One of the main things we can learn is that if we forget what a function in R does, we can use the function help() to find out. In this case, by typing:
This pulls up a help file on this function, and defines the parameters that the function accepts. There a number of parameters, and they all have defaults. We can interpret this from the following in the help file:
seq(from = 1, to = 1, by = ((to – from)/(length.out – 1)), length.out = NULL, along.with = NULL, …)
Forget about the later parts for now, but take note that the general form is:
If we only give one value, R interprets it to be the ‘to’ value, as that’s really all that can be done with one value (on the assumption that from and by are both 1 by default). We can add other values, and if we want to be organized we can even explicitly define them:
This should give the same output as seq(10) above, and will also give the same output as seq(1,10). It’s a good habit to explicitly define parameters while you’re first learning R, and a great habit to do it later. Fortunately or unfortunately, it’s not mandatory.
Keep in mind that what we’re looking to do is produce a set of numbers from 0 to 100 by steps of 5. That language is pretty close to the language that seq() can understand, so all we have to do is tweak it into the correct form:
This should give you the output:
0 5 10 15 20 25 30 35 40 45 50 55 60 65 70 75 80 85 90 95 100
Again, you can explicitly set those parameters by identifying each parameter that you’re setting, or just take advantage of the fact that the seq() function expects them in a certain order. That is, the following line is equivalent to the above:
We can now incorporate this into our earlier expression without having to use a c() function:
If you’ve been paying attention to the temperatures, the endpoints of the output shouldn’t be too shocking:

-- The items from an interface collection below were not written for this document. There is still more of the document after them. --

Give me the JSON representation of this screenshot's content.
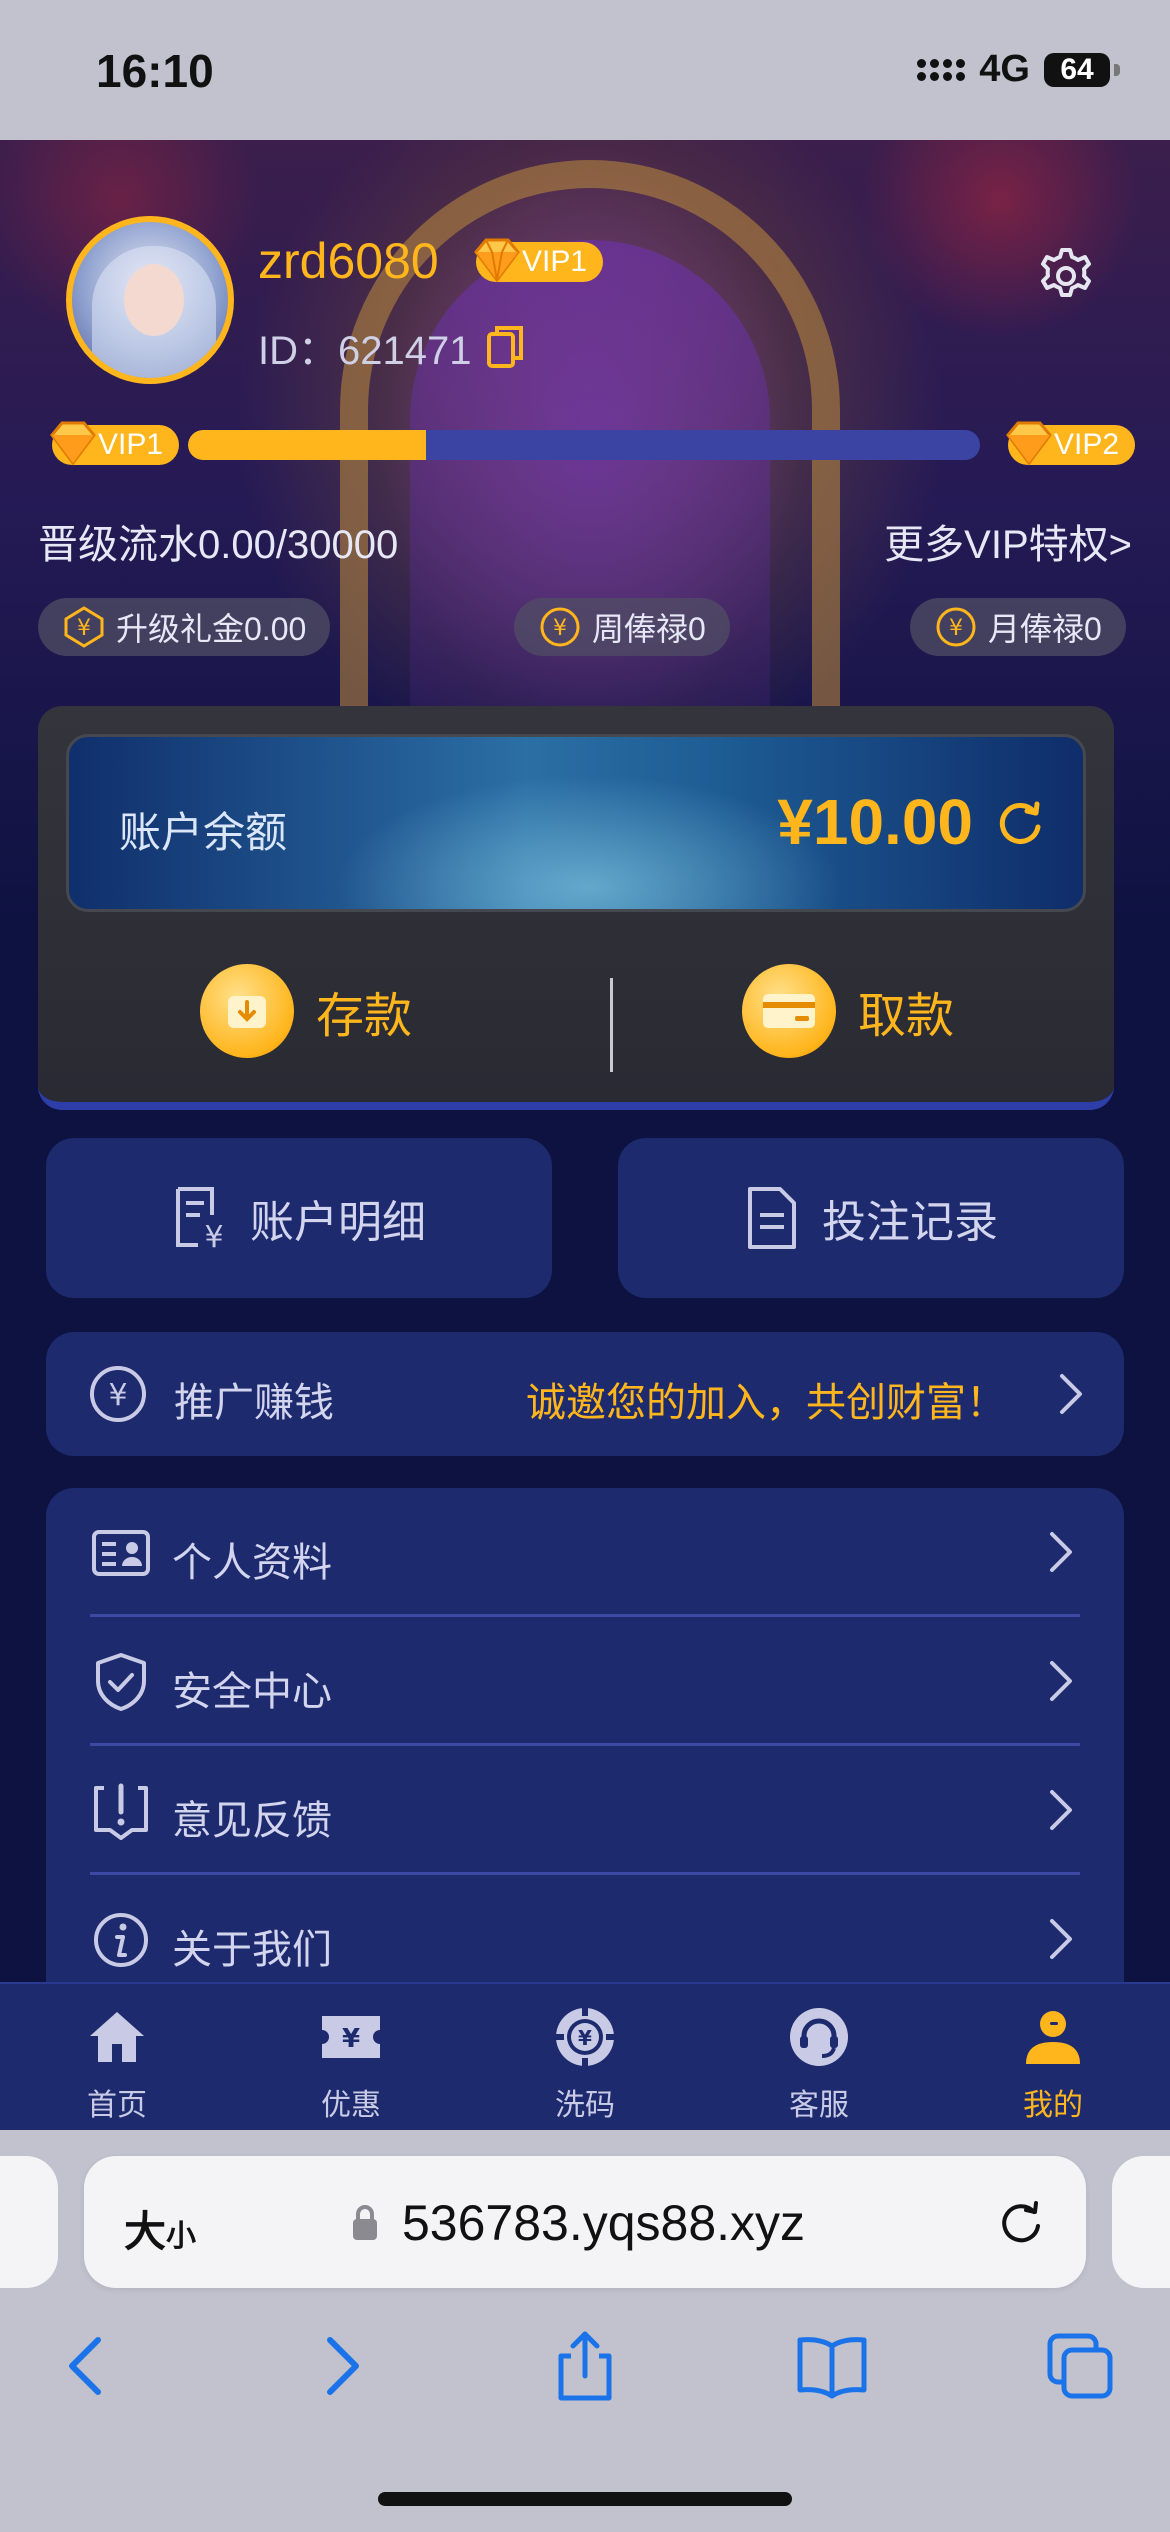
{
  "status_bar": {
    "time": "16:10",
    "network": "4G",
    "battery": "64"
  },
  "profile": {
    "username": "zrd6080",
    "vip_level": "VIP1",
    "id_label": "ID：",
    "id_value": "621471"
  },
  "vip_progress": {
    "current_level": "VIP1",
    "next_level": "VIP2",
    "progress_fraction": 0.3,
    "upgrade_text": "晋级流水0.00/30000",
    "more_link": "更多VIP特权>"
  },
  "rewards": [
    {
      "icon": "yen-coin-icon",
      "label": "升级礼金0.00"
    },
    {
      "icon": "yen-coin-icon",
      "label": "周俸禄0"
    },
    {
      "icon": "yen-coin-icon",
      "label": "月俸禄0"
    }
  ],
  "balance": {
    "label": "账户余额",
    "amount": "¥10.00",
    "deposit_label": "存款",
    "withdraw_label": "取款"
  },
  "quick_nav": {
    "account_details": "账户明细",
    "bet_records": "投注记录"
  },
  "promo": {
    "label": "推广赚钱",
    "tagline": "诚邀您的加入，共创财富！"
  },
  "menu": [
    {
      "icon": "id-card-icon",
      "label": "个人资料"
    },
    {
      "icon": "shield-check-icon",
      "label": "安全中心"
    },
    {
      "icon": "feedback-icon",
      "label": "意见反馈"
    },
    {
      "icon": "info-icon",
      "label": "关于我们"
    }
  ],
  "tabbar": [
    {
      "icon": "home-icon",
      "label": "首页",
      "active": false
    },
    {
      "icon": "ticket-icon",
      "label": "优惠",
      "active": false
    },
    {
      "icon": "chip-icon",
      "label": "洗码",
      "active": false
    },
    {
      "icon": "headset-icon",
      "label": "客服",
      "active": false
    },
    {
      "icon": "user-icon",
      "label": "我的",
      "active": true
    }
  ],
  "browser": {
    "text_size_label_big": "大",
    "text_size_label_small": "小",
    "url": "536783.yqs88.xyz"
  },
  "colors": {
    "accent": "#ffb51c",
    "card": "#1d2a6e",
    "background": "#0d1240"
  }
}
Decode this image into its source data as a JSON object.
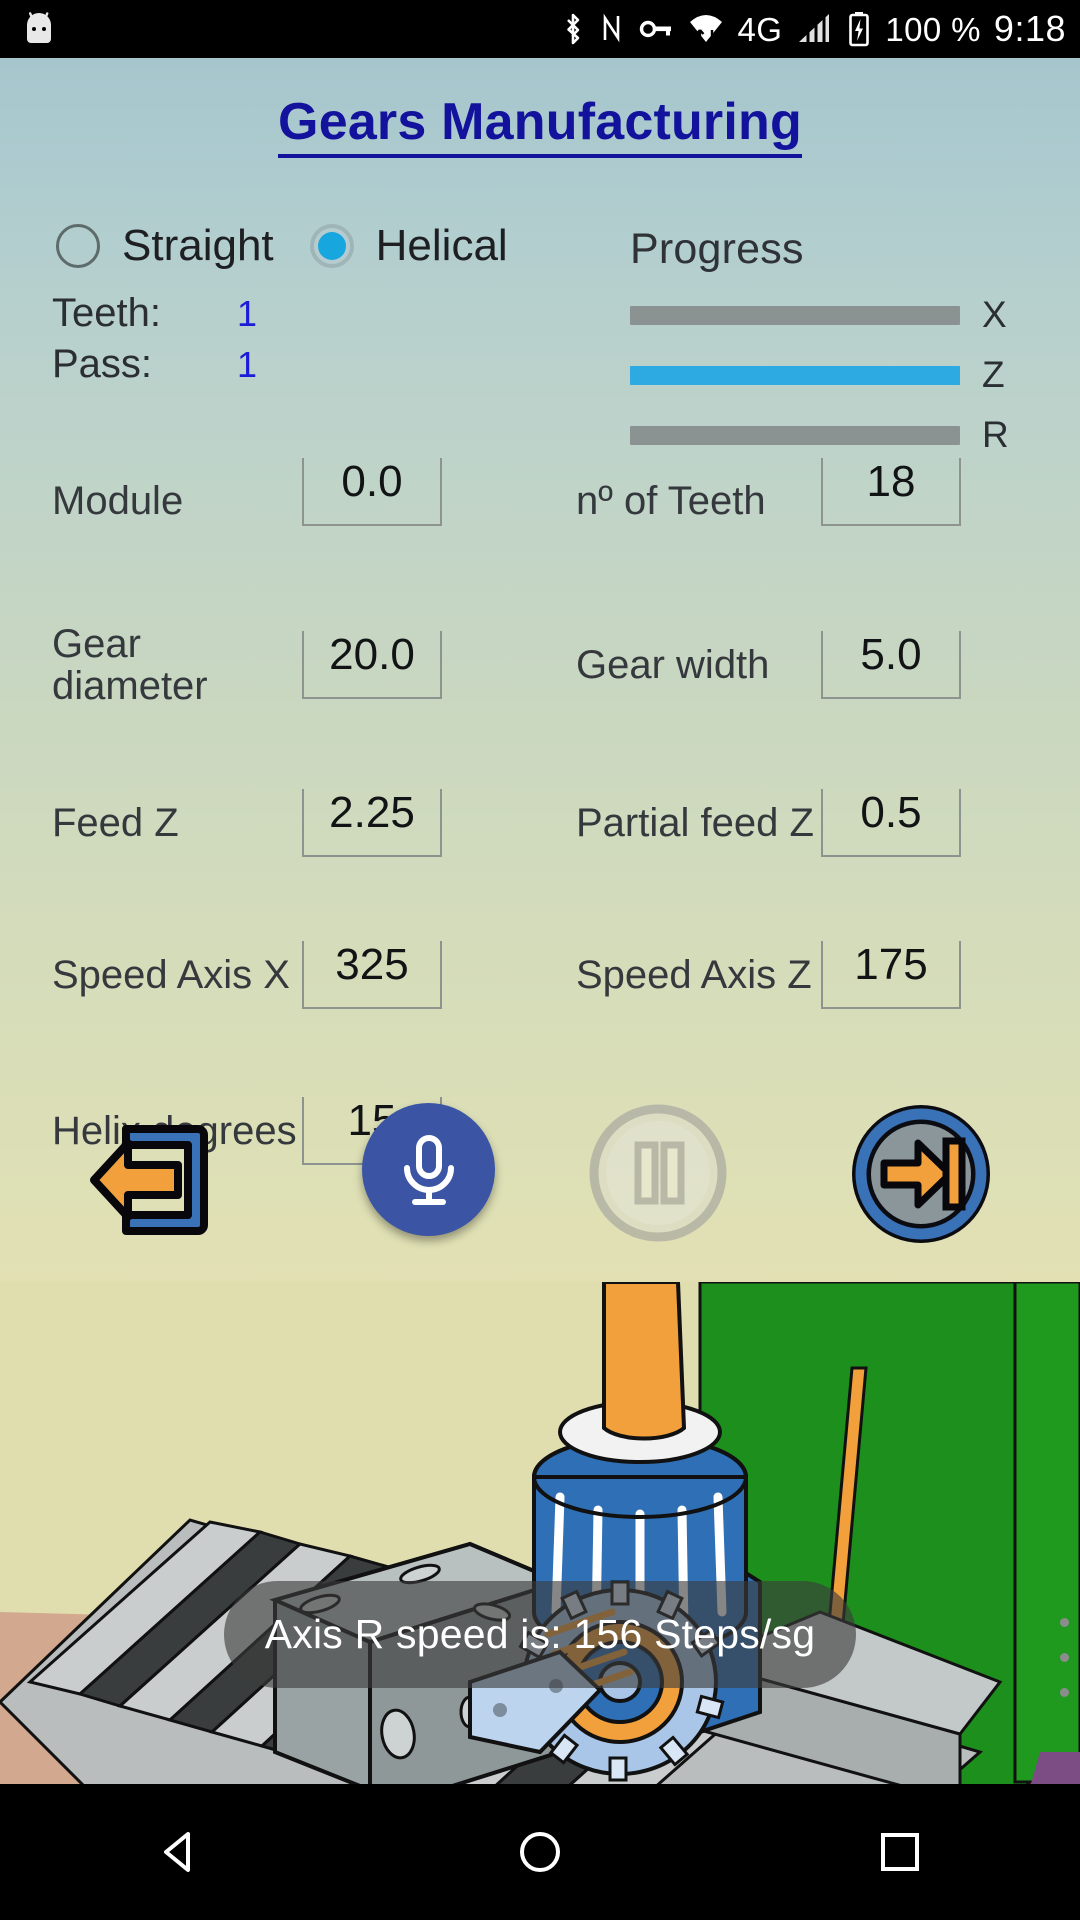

32 41 50 59 68 77 86 95 104 113 122 131 140 149 158 167 176 185 194 203 212
You might notice that each of these numbers is separated by 9 degrees Fahrenheit. That’s no coincidence – I’ve been using the conversion of:
1.8 can also be expressed as 9/5, so another way to write it is:
That is, every time the temperature goes up 5 degrees on the Celsius scale, it equates to a 9 degree temperature increase on the Fahrenheit scale. That’s what we’re seeing in our data above. Once we’re in Fahrenheit scaled units we have to add 32 degrees to account for the shift between the zero anchor point of the scales. It’s as simple as that.
Obviously, seq() can be used for a lot of different things. Play around with it, and see what you can create. Or, try to figure out the code below: